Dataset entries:
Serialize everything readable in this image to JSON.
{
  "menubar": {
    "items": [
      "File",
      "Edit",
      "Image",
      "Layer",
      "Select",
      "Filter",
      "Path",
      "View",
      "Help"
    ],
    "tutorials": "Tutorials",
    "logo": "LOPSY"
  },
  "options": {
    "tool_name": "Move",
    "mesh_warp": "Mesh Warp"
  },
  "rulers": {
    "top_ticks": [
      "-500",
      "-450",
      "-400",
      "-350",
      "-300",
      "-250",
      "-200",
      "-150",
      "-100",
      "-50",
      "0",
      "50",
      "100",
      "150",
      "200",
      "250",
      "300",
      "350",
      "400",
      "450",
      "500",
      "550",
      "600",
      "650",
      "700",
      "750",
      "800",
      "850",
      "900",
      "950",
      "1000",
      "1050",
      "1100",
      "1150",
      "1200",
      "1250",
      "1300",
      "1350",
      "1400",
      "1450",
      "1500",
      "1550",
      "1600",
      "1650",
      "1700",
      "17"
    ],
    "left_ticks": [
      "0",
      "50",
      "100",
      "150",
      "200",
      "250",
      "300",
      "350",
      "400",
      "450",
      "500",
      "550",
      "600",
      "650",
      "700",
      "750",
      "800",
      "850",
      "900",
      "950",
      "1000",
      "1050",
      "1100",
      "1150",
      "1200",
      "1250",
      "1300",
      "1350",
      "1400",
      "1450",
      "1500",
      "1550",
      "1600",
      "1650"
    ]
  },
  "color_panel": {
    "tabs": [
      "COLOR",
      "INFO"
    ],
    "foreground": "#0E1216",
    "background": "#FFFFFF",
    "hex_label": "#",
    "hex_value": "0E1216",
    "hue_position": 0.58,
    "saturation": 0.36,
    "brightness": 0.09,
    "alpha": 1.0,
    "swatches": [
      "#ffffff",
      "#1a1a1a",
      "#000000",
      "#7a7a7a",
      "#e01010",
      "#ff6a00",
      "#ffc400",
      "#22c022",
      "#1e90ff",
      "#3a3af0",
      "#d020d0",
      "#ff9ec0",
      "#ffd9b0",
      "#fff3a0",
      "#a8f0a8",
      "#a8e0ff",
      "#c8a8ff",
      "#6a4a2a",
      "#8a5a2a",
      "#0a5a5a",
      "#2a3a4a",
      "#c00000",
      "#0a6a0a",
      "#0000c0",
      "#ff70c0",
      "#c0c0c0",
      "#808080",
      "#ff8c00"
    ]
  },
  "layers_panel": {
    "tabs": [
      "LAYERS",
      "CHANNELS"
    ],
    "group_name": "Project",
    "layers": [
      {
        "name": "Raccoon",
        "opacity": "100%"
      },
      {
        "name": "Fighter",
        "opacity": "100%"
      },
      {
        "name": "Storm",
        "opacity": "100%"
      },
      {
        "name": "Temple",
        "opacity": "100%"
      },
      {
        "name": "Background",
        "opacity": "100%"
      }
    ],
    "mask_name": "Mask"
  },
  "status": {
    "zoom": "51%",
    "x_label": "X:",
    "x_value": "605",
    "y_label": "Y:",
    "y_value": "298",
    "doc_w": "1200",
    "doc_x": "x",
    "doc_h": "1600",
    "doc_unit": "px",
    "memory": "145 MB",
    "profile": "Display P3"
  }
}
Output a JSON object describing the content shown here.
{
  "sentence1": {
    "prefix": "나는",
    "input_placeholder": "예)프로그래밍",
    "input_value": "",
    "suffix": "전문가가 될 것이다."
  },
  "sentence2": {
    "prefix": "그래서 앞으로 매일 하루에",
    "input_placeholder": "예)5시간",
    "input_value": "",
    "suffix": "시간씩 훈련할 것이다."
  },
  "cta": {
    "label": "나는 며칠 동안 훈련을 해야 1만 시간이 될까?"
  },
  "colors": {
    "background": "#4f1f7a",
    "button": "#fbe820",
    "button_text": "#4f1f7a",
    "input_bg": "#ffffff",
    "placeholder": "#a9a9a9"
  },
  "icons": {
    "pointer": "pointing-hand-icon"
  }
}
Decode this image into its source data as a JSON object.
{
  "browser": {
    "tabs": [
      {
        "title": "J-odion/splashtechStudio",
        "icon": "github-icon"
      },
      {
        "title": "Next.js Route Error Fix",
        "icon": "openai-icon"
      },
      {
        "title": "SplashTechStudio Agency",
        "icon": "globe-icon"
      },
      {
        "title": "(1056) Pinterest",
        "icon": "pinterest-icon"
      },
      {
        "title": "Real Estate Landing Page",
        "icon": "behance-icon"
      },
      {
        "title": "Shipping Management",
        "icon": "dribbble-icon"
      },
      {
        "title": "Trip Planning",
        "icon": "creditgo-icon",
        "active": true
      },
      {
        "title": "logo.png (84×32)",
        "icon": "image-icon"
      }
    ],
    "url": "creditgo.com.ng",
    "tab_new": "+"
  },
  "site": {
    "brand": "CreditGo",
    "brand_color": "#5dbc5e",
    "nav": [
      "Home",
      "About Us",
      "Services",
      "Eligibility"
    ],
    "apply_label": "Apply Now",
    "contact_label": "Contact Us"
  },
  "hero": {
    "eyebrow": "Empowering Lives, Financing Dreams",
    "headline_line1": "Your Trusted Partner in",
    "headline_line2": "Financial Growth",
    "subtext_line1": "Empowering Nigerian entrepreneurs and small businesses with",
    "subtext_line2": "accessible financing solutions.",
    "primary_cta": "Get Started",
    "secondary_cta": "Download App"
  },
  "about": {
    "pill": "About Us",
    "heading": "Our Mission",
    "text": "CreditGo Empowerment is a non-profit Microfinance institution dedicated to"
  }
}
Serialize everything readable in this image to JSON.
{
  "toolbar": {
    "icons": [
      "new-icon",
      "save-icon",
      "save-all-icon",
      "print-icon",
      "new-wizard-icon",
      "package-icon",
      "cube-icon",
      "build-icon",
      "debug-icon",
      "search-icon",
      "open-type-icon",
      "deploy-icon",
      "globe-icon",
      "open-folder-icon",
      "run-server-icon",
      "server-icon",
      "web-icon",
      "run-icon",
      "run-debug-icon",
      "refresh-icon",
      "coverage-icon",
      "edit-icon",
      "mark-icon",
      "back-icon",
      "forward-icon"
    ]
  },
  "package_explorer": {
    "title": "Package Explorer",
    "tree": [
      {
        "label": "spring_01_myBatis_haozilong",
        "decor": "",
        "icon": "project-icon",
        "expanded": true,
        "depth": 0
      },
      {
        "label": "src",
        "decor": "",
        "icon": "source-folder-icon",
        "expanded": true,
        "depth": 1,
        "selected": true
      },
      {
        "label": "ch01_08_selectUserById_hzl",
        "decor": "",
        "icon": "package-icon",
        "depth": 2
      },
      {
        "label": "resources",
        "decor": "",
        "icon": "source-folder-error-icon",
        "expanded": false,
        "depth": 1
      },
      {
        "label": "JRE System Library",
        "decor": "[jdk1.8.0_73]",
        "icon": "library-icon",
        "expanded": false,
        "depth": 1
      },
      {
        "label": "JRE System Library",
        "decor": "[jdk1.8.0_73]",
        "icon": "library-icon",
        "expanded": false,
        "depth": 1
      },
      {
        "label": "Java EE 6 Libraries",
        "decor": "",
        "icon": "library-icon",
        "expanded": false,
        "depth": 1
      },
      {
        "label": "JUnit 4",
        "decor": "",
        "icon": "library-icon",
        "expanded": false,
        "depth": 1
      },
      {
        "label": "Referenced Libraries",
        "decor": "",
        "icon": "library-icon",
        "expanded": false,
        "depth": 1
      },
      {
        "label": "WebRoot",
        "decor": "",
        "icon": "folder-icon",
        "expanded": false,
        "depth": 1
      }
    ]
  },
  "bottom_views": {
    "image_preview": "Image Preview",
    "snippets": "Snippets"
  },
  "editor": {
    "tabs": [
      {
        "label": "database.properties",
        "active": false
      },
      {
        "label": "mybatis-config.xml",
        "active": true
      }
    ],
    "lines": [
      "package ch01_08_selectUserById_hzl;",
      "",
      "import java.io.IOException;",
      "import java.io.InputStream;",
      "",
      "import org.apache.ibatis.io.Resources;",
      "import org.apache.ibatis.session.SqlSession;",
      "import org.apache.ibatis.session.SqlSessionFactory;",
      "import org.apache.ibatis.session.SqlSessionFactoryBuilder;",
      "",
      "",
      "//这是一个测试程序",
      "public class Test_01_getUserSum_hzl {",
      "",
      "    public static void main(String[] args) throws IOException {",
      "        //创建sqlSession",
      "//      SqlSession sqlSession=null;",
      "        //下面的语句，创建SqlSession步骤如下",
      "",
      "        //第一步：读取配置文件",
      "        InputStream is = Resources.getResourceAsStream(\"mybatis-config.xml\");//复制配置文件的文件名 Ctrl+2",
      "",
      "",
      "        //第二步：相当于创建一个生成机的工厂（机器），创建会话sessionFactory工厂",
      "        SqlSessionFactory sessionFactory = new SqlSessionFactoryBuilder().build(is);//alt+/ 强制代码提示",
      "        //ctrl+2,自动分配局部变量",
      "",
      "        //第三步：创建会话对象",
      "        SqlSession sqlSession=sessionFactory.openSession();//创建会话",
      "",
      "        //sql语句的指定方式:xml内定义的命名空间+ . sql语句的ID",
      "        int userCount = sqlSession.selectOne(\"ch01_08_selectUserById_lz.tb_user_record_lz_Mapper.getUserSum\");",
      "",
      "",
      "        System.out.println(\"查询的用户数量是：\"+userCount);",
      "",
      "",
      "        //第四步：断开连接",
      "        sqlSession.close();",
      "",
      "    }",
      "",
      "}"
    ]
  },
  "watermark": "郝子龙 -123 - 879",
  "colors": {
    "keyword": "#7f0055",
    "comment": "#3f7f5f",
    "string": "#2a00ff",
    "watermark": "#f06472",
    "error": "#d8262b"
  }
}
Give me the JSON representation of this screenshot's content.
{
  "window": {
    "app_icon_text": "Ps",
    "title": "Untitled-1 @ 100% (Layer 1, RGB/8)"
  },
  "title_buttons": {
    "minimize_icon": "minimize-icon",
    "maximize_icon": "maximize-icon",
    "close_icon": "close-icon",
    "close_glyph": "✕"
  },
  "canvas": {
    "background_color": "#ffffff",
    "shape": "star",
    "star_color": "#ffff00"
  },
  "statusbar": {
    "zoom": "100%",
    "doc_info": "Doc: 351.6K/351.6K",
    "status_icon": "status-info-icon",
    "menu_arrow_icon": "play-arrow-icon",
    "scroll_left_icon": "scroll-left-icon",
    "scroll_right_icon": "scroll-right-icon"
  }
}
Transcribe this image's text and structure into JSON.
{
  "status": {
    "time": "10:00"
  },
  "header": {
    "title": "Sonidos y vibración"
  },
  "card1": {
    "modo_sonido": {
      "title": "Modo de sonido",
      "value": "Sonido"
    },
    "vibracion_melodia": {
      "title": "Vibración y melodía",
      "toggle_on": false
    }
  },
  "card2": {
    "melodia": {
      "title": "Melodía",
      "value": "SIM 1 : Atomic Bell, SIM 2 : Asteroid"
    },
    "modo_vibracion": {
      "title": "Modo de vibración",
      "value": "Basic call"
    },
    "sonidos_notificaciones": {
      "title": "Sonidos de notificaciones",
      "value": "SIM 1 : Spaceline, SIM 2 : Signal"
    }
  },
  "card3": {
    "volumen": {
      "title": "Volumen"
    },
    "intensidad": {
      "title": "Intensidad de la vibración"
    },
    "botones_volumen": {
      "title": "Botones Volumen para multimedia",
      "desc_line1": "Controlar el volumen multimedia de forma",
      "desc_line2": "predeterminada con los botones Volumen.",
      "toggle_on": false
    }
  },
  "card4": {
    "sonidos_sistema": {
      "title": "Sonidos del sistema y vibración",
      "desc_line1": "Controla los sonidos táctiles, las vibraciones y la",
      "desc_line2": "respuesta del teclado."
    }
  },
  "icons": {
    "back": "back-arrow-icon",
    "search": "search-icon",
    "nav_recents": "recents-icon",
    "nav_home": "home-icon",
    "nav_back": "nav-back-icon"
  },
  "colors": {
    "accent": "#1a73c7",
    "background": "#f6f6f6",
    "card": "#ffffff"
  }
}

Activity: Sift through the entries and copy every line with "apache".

Answer below:
      "import org.apache.ibatis.io.Resources;",
      "import org.apache.ibatis.session.SqlSession;",
      "import org.apache.ibatis.session.SqlSessionFactory;",
      "import org.apache.ibatis.session.SqlSessionFactoryBuilder;",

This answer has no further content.